Exercise description:
Every line of the entries that holds the word "then" is to be copied.

Records shown:
Segment Open

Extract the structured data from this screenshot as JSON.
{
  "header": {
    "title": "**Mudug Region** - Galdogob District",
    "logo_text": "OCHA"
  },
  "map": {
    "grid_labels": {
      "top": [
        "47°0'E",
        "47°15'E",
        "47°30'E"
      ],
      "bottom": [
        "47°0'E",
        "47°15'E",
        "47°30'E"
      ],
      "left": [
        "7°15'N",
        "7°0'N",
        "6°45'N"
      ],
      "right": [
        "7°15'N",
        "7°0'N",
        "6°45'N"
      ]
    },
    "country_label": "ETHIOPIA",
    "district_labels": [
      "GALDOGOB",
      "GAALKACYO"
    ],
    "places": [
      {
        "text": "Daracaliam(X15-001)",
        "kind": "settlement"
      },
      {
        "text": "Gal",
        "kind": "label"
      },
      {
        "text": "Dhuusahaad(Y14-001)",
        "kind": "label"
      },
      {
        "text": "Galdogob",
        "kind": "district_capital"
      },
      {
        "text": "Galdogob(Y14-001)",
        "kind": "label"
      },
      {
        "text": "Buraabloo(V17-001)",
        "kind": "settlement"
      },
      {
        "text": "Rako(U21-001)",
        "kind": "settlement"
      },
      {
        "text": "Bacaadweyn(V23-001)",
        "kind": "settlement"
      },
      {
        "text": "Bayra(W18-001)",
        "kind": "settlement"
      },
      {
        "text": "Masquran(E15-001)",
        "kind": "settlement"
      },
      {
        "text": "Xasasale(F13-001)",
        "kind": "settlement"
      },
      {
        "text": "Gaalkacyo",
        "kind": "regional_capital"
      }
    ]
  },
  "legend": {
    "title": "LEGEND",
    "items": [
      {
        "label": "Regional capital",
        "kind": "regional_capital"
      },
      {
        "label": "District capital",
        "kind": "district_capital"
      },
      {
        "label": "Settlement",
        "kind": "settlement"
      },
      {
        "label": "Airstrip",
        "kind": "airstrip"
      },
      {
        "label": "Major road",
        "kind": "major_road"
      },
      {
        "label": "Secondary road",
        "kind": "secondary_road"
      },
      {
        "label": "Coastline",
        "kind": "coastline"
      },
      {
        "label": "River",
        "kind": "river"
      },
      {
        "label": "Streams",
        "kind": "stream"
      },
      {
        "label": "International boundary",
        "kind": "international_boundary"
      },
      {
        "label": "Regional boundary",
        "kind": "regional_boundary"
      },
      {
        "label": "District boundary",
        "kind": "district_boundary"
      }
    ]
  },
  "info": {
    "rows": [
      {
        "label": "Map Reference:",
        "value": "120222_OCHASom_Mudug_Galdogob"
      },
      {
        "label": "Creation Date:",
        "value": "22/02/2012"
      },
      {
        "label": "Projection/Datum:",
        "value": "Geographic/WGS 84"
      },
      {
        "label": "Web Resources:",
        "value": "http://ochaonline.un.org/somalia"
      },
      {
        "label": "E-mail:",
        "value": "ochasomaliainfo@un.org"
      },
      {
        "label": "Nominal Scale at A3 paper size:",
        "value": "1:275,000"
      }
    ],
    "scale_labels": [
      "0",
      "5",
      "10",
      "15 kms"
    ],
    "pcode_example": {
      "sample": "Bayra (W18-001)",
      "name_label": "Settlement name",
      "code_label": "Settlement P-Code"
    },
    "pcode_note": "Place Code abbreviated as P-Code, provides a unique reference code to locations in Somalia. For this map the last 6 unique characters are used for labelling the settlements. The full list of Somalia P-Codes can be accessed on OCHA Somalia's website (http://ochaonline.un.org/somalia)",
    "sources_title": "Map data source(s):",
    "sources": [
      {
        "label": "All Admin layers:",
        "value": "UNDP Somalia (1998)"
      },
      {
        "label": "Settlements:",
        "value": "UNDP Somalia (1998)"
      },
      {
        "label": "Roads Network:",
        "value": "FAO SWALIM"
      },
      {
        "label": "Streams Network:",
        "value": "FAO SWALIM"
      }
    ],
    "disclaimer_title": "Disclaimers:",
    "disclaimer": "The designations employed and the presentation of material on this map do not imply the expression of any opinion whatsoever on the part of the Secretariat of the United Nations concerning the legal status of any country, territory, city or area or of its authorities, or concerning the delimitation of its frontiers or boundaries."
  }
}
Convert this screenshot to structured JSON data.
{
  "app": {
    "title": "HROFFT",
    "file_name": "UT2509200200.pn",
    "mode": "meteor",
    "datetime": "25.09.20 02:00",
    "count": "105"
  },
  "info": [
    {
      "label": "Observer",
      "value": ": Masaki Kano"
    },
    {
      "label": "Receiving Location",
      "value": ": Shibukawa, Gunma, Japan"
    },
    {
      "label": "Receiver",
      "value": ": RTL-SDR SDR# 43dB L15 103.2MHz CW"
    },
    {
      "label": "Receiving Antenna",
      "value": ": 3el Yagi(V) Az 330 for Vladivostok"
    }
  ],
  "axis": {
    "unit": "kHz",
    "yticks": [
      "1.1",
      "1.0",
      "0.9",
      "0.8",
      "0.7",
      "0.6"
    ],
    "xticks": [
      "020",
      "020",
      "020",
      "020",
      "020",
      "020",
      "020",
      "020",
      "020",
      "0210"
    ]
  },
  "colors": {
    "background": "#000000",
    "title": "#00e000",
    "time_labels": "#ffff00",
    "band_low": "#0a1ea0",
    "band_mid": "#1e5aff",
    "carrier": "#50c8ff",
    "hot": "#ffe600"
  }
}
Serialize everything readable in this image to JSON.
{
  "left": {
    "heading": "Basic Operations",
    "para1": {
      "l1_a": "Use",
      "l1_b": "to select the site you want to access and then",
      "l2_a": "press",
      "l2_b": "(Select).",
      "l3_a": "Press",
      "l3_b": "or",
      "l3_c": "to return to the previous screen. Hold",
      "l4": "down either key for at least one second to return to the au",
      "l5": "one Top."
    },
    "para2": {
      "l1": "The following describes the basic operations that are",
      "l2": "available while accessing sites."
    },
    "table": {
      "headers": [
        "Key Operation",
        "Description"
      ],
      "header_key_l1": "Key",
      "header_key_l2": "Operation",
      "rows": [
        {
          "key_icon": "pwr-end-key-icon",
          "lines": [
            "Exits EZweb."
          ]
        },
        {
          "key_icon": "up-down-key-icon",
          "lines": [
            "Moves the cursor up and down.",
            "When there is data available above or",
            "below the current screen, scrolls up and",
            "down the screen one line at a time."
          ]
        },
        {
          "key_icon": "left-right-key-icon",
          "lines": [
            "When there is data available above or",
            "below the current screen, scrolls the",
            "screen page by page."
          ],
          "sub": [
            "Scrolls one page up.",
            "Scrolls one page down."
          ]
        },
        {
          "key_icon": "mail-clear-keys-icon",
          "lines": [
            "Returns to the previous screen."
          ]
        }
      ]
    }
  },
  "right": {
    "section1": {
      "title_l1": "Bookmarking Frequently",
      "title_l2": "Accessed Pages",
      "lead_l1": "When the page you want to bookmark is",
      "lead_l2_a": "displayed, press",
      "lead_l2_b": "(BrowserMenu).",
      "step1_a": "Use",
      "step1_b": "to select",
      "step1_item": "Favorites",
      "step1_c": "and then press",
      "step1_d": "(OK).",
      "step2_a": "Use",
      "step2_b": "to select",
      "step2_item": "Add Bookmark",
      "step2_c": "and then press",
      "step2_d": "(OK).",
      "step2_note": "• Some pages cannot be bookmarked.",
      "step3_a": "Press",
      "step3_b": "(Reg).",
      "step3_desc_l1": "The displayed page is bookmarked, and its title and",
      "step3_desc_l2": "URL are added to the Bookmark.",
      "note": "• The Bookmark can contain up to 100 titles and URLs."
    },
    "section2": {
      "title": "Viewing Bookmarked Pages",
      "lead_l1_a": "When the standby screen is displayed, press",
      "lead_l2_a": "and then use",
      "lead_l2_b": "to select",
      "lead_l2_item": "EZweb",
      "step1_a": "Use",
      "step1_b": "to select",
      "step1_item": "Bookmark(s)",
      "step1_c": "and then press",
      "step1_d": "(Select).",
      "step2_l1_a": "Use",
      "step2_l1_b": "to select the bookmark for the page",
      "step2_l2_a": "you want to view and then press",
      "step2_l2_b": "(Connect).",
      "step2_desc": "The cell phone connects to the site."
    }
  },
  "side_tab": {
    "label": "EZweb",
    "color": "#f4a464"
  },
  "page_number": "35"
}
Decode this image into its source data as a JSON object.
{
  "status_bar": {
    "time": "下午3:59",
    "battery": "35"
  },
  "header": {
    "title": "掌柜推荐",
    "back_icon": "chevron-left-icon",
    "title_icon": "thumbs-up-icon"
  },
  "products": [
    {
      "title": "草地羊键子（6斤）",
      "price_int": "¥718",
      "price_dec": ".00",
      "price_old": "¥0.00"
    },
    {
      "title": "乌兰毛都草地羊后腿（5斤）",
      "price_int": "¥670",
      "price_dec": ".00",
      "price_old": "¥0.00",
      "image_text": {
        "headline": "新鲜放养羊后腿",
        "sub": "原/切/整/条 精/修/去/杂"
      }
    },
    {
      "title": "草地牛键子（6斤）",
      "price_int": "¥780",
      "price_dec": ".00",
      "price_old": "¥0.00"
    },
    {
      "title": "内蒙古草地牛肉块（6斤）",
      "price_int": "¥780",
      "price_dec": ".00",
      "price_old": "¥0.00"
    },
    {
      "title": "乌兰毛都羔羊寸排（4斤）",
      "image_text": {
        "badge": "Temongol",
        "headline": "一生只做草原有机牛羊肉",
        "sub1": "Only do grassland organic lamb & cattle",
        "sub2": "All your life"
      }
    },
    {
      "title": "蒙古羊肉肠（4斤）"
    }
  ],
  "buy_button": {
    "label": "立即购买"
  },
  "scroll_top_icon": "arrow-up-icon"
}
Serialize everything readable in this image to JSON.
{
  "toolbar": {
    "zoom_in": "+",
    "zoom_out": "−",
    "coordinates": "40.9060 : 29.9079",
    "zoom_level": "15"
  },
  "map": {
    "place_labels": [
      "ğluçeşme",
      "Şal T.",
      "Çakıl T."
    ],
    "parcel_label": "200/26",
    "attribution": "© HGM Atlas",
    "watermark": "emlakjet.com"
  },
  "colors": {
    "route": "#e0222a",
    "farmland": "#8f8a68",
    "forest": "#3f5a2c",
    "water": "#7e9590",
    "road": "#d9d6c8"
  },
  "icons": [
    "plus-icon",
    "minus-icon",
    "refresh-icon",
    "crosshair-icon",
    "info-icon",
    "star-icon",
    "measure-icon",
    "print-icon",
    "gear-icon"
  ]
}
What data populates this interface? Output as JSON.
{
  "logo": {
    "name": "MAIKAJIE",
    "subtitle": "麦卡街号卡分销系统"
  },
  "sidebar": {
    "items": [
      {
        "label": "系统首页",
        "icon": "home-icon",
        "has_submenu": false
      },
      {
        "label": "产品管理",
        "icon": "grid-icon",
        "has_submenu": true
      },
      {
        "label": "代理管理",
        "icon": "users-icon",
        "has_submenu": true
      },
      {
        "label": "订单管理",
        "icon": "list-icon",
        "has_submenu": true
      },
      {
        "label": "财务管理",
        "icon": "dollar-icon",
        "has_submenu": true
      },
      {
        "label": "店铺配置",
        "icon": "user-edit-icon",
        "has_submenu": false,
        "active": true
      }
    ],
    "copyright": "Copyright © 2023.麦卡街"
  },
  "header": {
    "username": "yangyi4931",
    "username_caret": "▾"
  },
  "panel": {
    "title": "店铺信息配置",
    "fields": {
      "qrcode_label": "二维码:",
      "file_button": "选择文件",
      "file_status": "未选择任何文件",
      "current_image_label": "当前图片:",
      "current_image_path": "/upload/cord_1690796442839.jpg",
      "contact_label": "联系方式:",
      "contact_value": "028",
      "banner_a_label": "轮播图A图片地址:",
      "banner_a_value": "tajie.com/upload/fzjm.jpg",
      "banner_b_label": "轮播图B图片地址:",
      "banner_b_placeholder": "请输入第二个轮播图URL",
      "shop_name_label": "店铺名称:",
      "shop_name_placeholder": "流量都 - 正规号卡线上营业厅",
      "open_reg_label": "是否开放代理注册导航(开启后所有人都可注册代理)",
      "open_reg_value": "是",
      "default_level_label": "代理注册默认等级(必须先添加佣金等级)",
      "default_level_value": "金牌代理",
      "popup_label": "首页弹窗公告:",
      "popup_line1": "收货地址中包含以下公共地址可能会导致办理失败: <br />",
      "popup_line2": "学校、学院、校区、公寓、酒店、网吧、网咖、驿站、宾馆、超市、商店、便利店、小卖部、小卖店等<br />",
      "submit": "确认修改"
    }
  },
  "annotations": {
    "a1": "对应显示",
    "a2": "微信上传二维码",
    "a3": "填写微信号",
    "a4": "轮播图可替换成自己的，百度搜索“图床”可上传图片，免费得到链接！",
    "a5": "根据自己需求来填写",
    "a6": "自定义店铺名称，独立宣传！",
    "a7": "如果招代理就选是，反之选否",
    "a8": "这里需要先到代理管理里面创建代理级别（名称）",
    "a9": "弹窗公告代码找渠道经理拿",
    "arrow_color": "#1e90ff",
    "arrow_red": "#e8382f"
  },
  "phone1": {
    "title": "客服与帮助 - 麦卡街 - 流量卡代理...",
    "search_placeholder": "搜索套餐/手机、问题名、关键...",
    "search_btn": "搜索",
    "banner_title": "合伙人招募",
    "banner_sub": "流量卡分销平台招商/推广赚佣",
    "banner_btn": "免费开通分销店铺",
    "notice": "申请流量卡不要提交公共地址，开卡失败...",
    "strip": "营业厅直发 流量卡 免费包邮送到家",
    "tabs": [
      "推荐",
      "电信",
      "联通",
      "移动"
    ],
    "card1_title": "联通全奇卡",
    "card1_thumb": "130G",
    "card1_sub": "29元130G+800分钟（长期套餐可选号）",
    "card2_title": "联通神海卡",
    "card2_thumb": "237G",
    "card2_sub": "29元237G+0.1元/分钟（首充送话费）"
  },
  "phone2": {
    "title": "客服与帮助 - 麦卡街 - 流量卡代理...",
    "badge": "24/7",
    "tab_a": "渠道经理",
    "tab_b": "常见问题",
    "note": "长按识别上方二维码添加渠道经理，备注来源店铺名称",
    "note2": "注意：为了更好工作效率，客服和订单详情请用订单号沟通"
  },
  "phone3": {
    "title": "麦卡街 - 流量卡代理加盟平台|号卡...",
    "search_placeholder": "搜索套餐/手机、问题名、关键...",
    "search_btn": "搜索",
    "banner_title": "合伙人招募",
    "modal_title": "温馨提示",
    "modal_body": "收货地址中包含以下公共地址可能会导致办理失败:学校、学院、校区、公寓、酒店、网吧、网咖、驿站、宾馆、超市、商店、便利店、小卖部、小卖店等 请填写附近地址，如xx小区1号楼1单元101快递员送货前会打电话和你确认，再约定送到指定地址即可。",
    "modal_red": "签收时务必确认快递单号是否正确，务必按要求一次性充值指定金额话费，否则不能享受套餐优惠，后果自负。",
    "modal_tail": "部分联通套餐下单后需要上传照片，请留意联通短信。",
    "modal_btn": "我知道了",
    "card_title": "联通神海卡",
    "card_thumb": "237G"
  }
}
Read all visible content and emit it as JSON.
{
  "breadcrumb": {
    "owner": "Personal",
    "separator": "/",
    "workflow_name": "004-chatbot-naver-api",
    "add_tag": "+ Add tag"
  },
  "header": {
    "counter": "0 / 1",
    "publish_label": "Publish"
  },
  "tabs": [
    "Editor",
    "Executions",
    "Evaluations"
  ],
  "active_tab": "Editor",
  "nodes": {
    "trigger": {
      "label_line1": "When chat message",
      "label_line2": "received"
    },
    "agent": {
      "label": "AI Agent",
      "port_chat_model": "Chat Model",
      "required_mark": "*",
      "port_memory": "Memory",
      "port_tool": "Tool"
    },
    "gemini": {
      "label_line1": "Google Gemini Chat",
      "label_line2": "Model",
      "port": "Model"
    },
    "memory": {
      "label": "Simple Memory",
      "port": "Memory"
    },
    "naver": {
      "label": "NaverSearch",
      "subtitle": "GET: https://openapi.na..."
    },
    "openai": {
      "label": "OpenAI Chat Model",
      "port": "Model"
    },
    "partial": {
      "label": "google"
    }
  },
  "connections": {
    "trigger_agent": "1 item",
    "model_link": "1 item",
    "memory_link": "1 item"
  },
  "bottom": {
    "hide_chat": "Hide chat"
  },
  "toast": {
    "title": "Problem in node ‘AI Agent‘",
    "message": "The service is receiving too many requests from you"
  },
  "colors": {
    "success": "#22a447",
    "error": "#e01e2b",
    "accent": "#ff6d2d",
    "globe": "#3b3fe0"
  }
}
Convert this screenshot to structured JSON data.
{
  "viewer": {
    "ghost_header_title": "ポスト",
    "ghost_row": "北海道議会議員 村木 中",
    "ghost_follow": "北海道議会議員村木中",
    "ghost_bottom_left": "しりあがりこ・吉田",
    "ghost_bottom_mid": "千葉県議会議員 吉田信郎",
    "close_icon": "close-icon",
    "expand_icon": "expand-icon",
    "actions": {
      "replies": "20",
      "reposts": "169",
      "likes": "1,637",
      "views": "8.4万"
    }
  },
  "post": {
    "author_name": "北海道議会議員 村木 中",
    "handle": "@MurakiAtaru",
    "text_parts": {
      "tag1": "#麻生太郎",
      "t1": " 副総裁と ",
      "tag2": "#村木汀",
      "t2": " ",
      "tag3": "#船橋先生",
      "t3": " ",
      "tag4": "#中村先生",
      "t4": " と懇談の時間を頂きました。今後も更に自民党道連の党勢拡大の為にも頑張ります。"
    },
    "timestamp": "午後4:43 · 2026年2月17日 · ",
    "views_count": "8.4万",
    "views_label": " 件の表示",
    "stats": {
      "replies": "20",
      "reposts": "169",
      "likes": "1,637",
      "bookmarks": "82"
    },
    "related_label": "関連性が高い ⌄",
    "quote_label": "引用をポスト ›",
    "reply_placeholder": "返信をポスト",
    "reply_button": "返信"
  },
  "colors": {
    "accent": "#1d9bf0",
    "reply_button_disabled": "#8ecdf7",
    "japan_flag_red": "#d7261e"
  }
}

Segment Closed

Solution:
      "l1_b": "to select the site you want to access and then",
      "step1_c": "and then press",
      "step2_c": "and then press",
      "lead_l2_a": "and then use",
      "step1_c": "and then press",
      "step2_l2_a": "you want to view and then press",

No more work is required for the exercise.